(Data records for software interfaces)
'''
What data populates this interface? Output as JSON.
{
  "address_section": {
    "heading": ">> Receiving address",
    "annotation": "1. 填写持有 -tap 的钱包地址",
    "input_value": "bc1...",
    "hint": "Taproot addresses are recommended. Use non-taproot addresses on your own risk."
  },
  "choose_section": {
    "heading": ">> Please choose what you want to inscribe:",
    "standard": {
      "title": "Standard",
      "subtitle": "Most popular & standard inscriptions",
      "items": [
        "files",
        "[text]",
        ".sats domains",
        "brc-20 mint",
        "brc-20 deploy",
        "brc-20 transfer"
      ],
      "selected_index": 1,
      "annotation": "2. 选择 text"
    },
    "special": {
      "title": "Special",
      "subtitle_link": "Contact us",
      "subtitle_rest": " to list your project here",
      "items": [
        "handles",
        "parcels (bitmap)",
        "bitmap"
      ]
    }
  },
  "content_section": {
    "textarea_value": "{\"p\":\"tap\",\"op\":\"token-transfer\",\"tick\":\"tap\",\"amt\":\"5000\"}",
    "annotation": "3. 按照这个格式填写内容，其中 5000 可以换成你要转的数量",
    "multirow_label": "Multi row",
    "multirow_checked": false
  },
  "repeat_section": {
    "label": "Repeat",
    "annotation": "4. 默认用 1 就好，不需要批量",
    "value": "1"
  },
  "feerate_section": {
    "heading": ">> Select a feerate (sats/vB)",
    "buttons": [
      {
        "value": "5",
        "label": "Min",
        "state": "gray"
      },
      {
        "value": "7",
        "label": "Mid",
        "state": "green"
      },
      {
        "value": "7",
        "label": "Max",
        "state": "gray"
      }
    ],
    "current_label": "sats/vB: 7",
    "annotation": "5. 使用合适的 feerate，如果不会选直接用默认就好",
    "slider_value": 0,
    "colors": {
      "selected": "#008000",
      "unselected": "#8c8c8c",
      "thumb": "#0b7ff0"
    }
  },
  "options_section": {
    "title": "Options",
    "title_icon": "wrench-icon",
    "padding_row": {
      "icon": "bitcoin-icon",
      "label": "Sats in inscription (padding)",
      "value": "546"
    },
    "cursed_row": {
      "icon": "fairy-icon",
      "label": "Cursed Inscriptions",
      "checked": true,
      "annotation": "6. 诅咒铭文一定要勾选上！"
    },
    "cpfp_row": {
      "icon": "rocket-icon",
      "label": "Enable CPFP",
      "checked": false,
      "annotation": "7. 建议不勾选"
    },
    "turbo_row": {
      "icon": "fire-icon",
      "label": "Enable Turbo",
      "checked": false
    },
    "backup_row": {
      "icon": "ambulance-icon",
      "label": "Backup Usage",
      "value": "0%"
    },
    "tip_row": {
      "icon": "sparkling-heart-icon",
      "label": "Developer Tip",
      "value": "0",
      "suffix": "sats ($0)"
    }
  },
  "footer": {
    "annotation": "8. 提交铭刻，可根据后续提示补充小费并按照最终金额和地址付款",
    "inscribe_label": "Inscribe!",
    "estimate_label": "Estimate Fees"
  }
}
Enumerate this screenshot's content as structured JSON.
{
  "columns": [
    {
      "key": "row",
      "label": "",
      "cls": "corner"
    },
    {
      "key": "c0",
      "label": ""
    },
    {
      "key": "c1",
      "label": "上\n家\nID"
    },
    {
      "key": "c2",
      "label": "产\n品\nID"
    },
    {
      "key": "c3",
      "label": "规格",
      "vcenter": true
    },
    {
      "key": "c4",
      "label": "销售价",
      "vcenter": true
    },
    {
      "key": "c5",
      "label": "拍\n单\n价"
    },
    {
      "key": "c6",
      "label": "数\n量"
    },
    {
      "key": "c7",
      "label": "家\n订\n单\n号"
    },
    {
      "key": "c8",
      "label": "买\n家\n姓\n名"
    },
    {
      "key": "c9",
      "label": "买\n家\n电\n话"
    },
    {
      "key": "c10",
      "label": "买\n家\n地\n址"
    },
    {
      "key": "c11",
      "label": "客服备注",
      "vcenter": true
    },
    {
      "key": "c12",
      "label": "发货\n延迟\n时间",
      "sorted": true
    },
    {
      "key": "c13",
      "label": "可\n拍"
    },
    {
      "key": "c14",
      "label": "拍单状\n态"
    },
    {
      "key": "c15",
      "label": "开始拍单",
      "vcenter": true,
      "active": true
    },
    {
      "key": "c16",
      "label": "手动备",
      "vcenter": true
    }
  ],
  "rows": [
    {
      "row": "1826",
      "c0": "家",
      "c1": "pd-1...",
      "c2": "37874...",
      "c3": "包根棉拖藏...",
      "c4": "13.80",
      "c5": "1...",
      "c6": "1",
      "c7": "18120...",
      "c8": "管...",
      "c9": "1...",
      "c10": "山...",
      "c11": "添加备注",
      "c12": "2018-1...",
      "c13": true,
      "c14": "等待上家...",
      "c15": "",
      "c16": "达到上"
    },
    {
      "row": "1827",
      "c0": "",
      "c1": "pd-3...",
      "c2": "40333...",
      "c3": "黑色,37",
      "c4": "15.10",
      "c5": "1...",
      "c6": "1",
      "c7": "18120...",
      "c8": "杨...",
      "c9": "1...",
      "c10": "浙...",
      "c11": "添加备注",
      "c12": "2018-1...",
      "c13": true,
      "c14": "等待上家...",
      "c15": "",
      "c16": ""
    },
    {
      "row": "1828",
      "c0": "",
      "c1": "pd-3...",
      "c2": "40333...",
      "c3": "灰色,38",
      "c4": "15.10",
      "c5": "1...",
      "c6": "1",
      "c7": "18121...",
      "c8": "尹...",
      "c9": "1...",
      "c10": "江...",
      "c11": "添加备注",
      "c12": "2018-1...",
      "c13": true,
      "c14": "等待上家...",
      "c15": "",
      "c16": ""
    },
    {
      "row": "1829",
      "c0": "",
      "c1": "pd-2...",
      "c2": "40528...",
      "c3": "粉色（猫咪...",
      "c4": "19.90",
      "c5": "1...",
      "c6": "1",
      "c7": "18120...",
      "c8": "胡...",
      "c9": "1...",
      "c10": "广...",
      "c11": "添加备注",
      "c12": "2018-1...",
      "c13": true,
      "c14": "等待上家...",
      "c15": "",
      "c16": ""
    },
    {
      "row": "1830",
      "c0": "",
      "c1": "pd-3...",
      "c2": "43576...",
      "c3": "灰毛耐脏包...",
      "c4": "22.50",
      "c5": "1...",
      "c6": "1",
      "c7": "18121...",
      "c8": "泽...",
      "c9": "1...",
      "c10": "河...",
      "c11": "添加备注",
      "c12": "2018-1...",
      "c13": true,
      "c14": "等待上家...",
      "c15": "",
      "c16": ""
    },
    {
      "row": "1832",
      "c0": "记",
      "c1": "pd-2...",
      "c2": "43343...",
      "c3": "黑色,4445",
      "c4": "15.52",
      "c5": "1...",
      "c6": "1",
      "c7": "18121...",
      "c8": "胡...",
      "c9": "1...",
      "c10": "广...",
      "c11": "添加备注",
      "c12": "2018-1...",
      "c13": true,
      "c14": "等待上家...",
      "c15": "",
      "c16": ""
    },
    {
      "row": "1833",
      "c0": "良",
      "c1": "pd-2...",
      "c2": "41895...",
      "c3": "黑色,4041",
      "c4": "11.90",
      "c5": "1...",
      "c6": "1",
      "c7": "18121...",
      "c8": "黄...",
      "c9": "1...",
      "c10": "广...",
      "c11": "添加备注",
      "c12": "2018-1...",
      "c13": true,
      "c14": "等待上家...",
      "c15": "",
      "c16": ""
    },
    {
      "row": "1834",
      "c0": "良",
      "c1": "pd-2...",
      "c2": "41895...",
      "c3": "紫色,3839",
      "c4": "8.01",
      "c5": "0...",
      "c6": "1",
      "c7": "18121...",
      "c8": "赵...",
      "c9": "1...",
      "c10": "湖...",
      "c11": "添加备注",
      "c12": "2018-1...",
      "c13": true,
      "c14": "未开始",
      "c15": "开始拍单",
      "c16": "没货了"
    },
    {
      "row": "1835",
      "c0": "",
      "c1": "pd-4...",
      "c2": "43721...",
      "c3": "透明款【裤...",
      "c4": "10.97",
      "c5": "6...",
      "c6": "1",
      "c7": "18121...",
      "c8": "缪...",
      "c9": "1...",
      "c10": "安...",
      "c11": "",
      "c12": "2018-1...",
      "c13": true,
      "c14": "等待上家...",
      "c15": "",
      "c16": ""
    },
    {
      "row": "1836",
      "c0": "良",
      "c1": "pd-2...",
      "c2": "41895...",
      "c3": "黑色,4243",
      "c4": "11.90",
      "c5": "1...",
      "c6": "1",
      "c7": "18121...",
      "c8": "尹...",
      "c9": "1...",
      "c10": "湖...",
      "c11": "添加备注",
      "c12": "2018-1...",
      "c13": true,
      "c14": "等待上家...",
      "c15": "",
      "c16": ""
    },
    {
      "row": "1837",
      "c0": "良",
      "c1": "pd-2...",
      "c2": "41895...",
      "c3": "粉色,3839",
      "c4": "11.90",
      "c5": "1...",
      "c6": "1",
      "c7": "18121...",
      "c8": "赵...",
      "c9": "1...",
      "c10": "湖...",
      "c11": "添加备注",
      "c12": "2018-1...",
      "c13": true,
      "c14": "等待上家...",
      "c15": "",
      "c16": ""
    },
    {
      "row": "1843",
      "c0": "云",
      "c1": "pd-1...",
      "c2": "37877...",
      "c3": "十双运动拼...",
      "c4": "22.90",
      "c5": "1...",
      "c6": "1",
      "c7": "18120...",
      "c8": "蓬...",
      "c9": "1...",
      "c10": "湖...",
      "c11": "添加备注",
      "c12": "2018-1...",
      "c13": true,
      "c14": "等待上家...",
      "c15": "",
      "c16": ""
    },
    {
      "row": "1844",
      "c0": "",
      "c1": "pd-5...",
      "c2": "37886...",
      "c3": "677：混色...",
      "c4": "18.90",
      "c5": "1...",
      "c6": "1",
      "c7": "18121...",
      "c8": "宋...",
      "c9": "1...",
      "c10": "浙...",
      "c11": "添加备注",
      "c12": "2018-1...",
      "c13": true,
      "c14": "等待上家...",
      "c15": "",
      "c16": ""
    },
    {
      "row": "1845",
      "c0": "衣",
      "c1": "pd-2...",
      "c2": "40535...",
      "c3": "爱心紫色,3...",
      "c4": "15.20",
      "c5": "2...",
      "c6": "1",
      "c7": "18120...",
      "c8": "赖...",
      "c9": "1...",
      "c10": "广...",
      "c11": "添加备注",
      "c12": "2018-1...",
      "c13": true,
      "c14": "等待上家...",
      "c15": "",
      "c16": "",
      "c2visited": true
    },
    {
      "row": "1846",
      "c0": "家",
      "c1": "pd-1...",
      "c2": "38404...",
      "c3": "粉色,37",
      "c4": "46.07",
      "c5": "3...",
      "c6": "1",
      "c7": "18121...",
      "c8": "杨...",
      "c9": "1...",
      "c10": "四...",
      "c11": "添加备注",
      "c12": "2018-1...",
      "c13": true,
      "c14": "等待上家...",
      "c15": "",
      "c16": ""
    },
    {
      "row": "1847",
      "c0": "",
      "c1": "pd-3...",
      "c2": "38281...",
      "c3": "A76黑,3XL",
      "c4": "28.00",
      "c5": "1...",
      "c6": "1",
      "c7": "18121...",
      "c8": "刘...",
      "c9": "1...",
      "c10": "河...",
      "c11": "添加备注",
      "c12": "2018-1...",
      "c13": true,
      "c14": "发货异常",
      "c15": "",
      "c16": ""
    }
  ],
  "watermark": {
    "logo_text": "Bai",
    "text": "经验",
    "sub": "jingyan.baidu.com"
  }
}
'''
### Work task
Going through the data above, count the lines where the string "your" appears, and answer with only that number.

### Response area
2